The New Year is a perfect time to make resolutions and set strong goals for 2020 –especially when it comes to your career. Whether it’s landing an executive position in a major company or starting your own small business, keeping your big professional goals on track throughout the year and beyond requires ongoing motivation, diligence, and effort. This year, how can you achieve your professional goals? Set yourself up for success with these ideas for building and tracking your new career goals.
Decide your big-picture goals.
How do you see your life changing in the next year? Think big and explore ideas for both your career and your personal life. It could be anything from moving to a new country, taking on a new project at work, or even saving up enough money to put a down payment on a house. No matter how wild your life goals are, the first step to bringing them to life is writing them down and prioritizing. What goals are attainable in the short term? Which will take a longer time to achieve? What can you do now to start working toward those goals?
Track the details.
Once you know where you want to go, break those big goals into smaller, more manageable chunks—especially when you’ve noted any large goals that could take longer than a year. Make a plan by writing out what you’ll need to do to get to where you want to be. Consider both your strengths and weaknesses to select tasks that will challenge you and allow you to grow. If you’re not sure the right steps to meet some of your goals, do some research! When your to-do list is done, estimate how long it’ll take each task and set yourself a deadline. Continuously tracking progress is extremely motivating when it comes to keeping you focused and driven to meet your goals. Consider buying a planner, creating a bullet journal or using a helpful tool like a Kanban board or Trello to move tasks from “In Progress” to “Done.” Keep your tasks top-of-mind with visual cues like a sticky note with your daily goal near your computer or a reminder in your email calendar.
Setting yourself a lofty goal is great, but if you’re consistently underperforming or forgetting what you’re working toward, it may be time to scale back. Focus on goals that will challenge you but be realistic. Check in with yourself often to review your progress and understand where you may need an additional push. What outside factors are impacting your progress? What can you change or tweak in your workflow to be more successful? Whatever it is, it’s up to you to find the disconnect between you and your goals, readjust, and continue to work toward a solution.
Utilize your downtime.
Everyone has responsibilities that make free time difficult to find, but there’s good news: there’s almost always a little bit of time you can carve out for yourself, you just have to know where to look. Repurpose your commute by listening to an audiobook or podcast on the drive or ride in. Take your work breaks and read a few chapters of a book. Finish an online article or write a paragraph while standing in line to buy groceries. Call a mentor or networking friend while you’re on a walk or even cleaning. Every little bit counts to meet your goals, so make sure you’re taking advantage of your downtime where it counts!
Find the right resources for you.

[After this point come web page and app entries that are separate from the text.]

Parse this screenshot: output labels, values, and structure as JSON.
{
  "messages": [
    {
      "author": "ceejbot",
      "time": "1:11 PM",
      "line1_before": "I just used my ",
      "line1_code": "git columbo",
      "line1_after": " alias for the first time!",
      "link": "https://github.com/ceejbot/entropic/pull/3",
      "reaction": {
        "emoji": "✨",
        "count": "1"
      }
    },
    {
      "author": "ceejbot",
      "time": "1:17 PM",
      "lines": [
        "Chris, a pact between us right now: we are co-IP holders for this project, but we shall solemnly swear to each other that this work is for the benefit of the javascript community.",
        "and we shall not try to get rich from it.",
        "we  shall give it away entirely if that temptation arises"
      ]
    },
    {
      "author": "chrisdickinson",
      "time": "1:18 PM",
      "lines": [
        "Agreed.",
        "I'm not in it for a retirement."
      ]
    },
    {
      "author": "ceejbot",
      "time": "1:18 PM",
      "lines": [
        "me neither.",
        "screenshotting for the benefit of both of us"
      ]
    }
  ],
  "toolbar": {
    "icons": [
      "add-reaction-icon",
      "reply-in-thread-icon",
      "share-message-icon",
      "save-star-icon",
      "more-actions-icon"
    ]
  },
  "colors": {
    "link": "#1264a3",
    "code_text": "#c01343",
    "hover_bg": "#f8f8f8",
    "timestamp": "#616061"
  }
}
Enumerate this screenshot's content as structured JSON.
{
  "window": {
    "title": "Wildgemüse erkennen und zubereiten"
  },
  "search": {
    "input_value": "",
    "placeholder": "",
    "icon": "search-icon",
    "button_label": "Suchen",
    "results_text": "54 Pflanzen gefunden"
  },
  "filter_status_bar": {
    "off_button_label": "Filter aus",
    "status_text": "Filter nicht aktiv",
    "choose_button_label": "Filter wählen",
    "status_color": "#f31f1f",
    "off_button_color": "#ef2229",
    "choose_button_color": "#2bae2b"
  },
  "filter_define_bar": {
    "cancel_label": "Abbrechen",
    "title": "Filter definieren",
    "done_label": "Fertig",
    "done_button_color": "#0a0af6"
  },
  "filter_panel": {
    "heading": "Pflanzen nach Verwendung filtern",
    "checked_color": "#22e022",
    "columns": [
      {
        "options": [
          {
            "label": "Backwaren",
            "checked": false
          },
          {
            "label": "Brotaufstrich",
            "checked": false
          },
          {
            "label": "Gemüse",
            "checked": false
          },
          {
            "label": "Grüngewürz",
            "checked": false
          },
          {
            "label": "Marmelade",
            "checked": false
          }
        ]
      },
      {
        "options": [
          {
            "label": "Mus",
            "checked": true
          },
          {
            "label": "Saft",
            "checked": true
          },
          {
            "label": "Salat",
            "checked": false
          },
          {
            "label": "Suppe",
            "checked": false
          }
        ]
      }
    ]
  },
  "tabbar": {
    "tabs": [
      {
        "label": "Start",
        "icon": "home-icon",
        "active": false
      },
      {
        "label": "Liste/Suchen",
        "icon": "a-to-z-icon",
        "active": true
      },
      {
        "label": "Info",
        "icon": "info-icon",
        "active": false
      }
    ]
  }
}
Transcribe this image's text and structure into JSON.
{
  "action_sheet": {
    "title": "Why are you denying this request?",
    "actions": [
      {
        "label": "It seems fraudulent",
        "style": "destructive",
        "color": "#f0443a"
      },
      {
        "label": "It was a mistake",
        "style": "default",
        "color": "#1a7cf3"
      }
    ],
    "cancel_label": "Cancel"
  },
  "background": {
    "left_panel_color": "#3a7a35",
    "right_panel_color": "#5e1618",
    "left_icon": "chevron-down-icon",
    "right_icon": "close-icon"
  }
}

Don’t forget the web is full of helpful tools, unique ideas, and great insights on how to continuously meet your goals. When you’re feeling stuck or unmotivated, try searching for new tools, apps, and articles directly related to the task you’re trying to accomplish or a behavior that you’re trying to change. Always late to work? Do some research on sleep schedules to find what works best for your lifestyle and set out your clothes or pack your lunch the night before. Interested in cutting down your phone time? Set up the App Limits function on your iPhone to remind you to turn off at a certain time in the evening. Looking to increase your focus at the office? Find out how to re-organize your day (and workspace) to minimize distractions. There are a ton of great and unique resources right at your fingertips, you just have to look for them!

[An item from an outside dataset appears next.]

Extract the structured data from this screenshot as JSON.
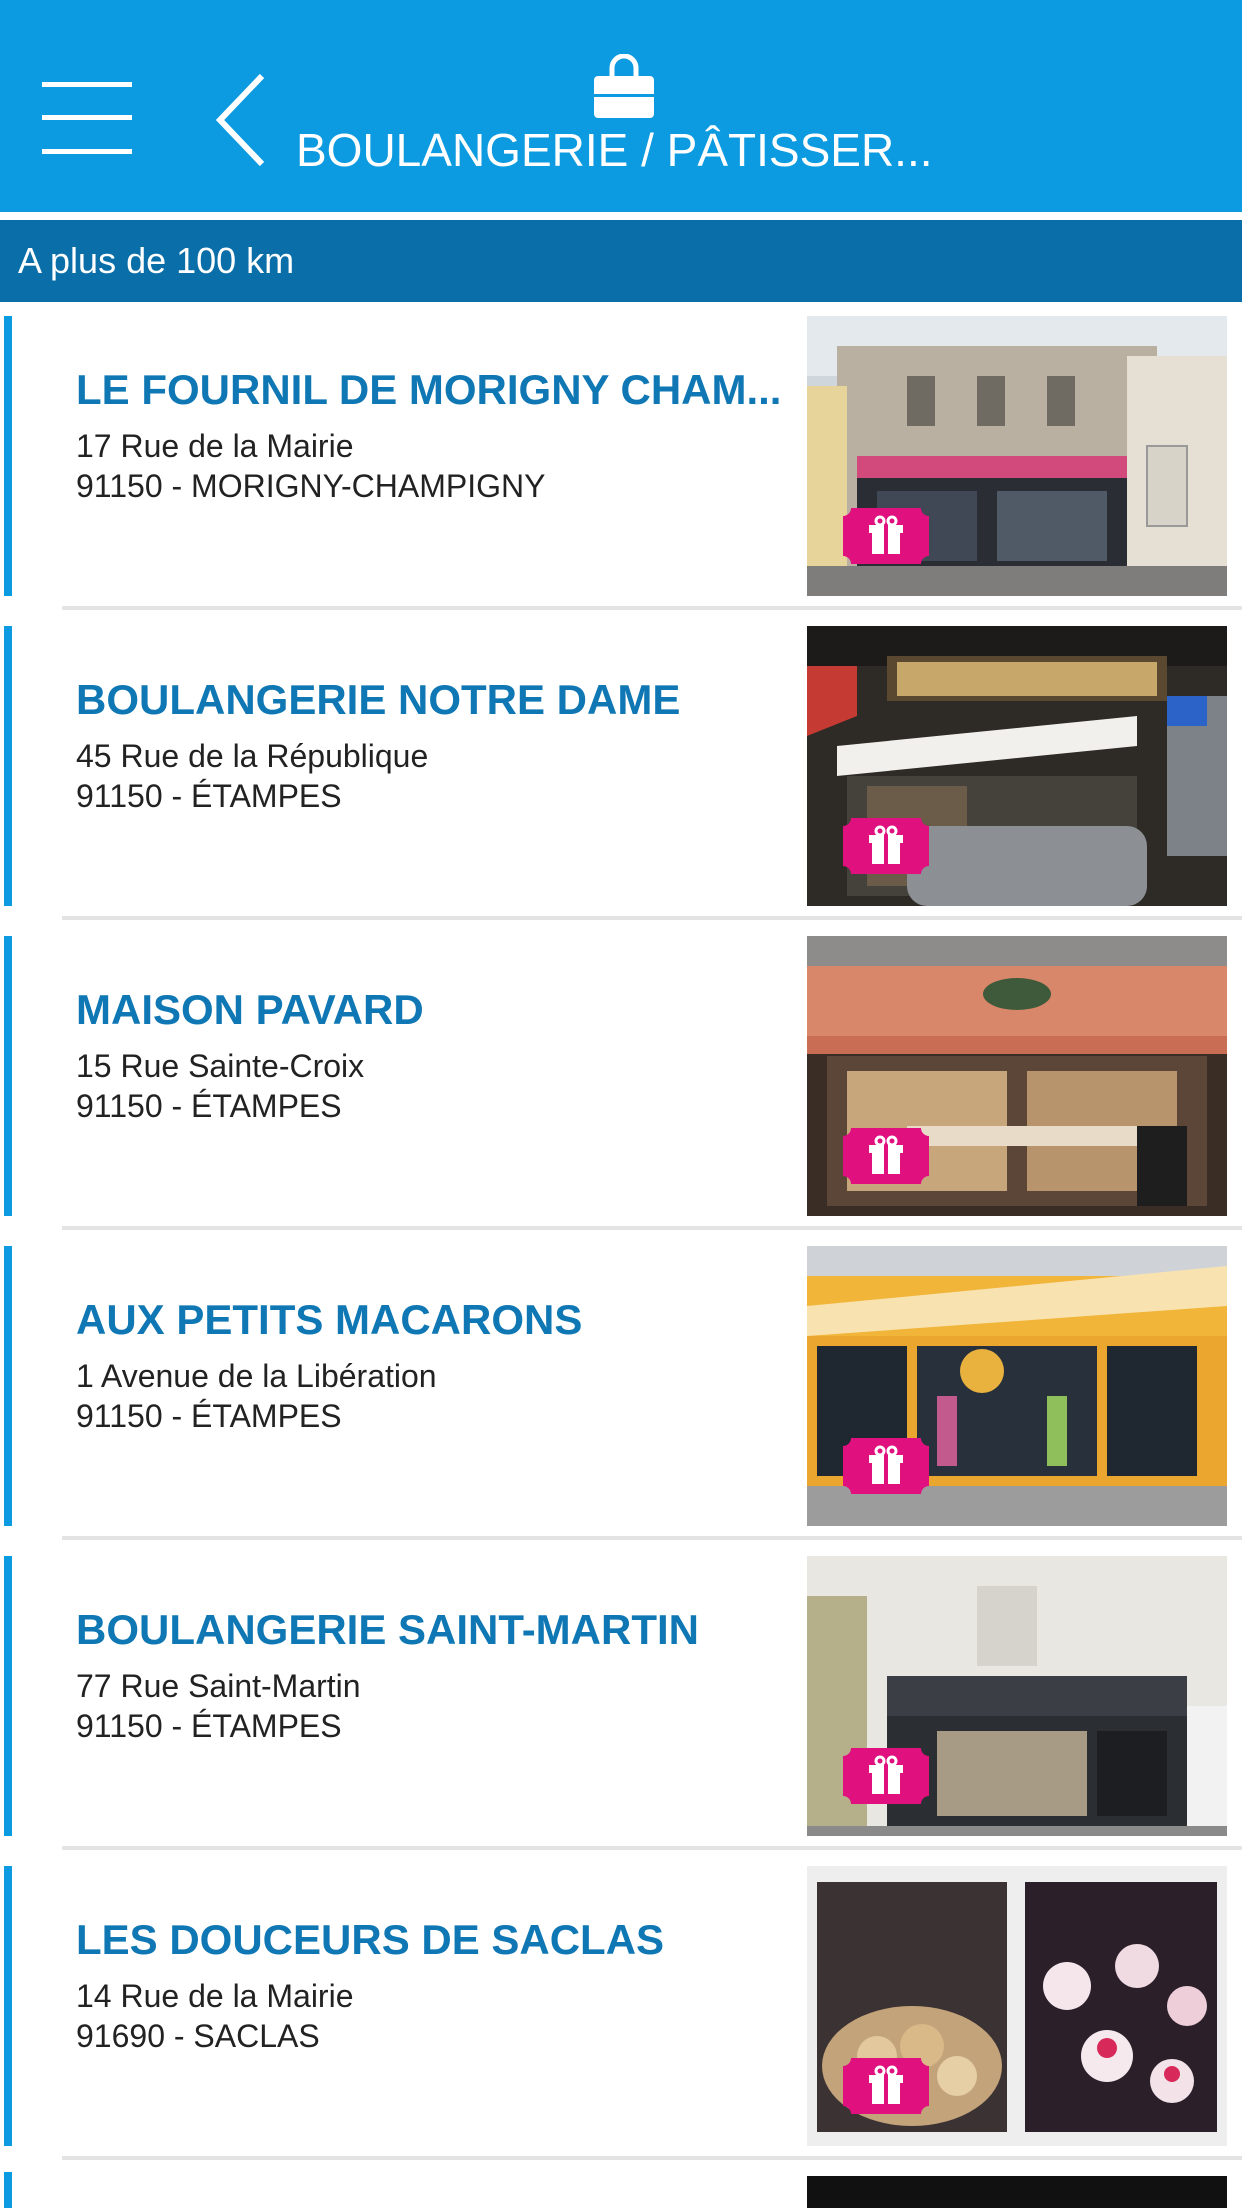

Seek out new experiences.
Especially when it comes to meeting professional goals, learning is the key to development of any kind. On-the-job learning is even better! Consider where and how you can build your new skills in your current role or within your network. At your job, ask to shadow a manager (or someone with the job you want) for an afternoon or schedule a lunch meeting with a colleague from another department to pick their brain. Outside your work, offer to take on a project that will challenge you to think differently for a local organization or build a new skill by doing a little bit of free work for a knowledgeable friend in the industry. And don’t be afraid to share your professional goals with your boss and ask them for any insights! Not only can they help keep you accountable, but they could be a great resource to help you on your journey or connect you with people that can.
Network, network, network.
Networking is a great way to learn, expand your professional circle, and hear from people who are succeeding in areas that you’re dreaming of entering or expanding. Explore different types of networking groups in your area that are related to your specific career goals. While networking can be uncomfortable at first, start by challenging yourself to attend a new event every three months or make a connection with one new person each meetup. As you’re building your networking skills, you can even start by actively listening to those around you or taking advantage of your networking group’s free events, like speakers and seminars that could be valuable to you in your career journey. Building up your professional network can only bring new opportunities for you in the future!
Read here for more tips on navigating your professional development.